The Effingham County Health Department is now offering the 2009 H1N1 flu vaccine to additional target groups as outlined by the Centers for Disease Control and Prevention. The health departments are currently targeting the following groups for vaccination:
• Pregnant women because they are at higher risk of complications and can potentially provide protection to infants who cannot be vaccinated.
• Household contacts and caregivers for children younger than 6 months of age because younger infants are at higher risk of influenza-related complications and cannot be vaccinated. Vaccination of those in close contact with infants less than 6 months old might help protect infants by “cocooning” them from the virus.
• Health care and emergency medical services personnel because infections among healthcare workers have been reported and this can be a potential source of infection for vulnerable patients.
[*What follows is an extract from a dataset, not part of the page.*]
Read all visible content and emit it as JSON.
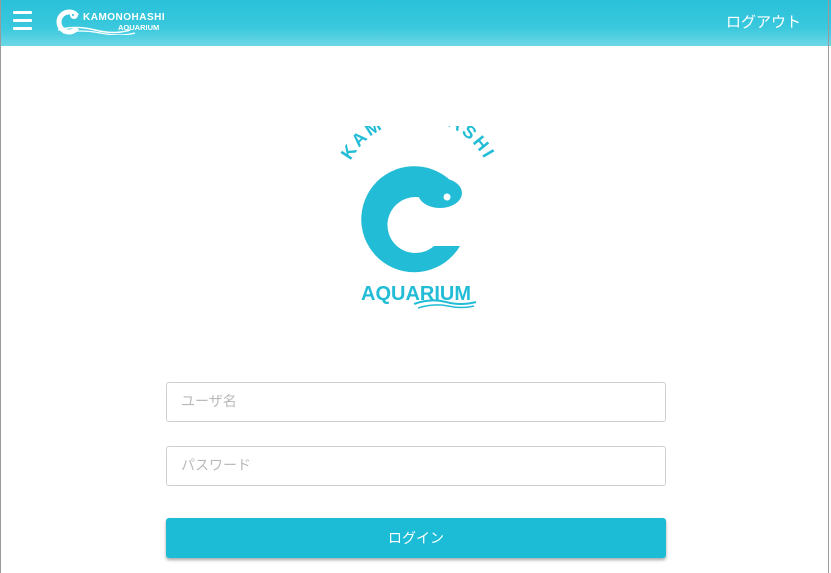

Also, increased absenteeism in this population could reduce health care system capacity.
• All people from 6 months through 24 years old
* Children from 6 months through 18 years of age because there have been many cases of H1N1 influenza in children and they are in close contact with each other in school and day care settings, which increases the likelihood of disease spread, and;
* Young adults 19 through 24 years of age because we have seen many cases of H1N1 influenza in these healthy young adults and they often live, work and study in close proximity, and they are a frequently mobile population.
“We will continue to prioritize the targeted groups for vaccination based on the amount of vaccine we have available,” said Dr. Diane Weems, chief medical officer for the Coastal Health District.
The Chatham and Effingham County Health Departments have a limited supply of the H1N1 flu vaccine in both the nasal spray and injectable form.
The nasal spray flu version is made with live, weakened viruses and the injectable version is an inactivated vaccine (containing killed virus) that is given with a needle.
Neither vaccine causes the flu.
The vaccine will be provided at no cost; however, Medicaid, Medicare and some private insurance can be billed for a nominal administration fee.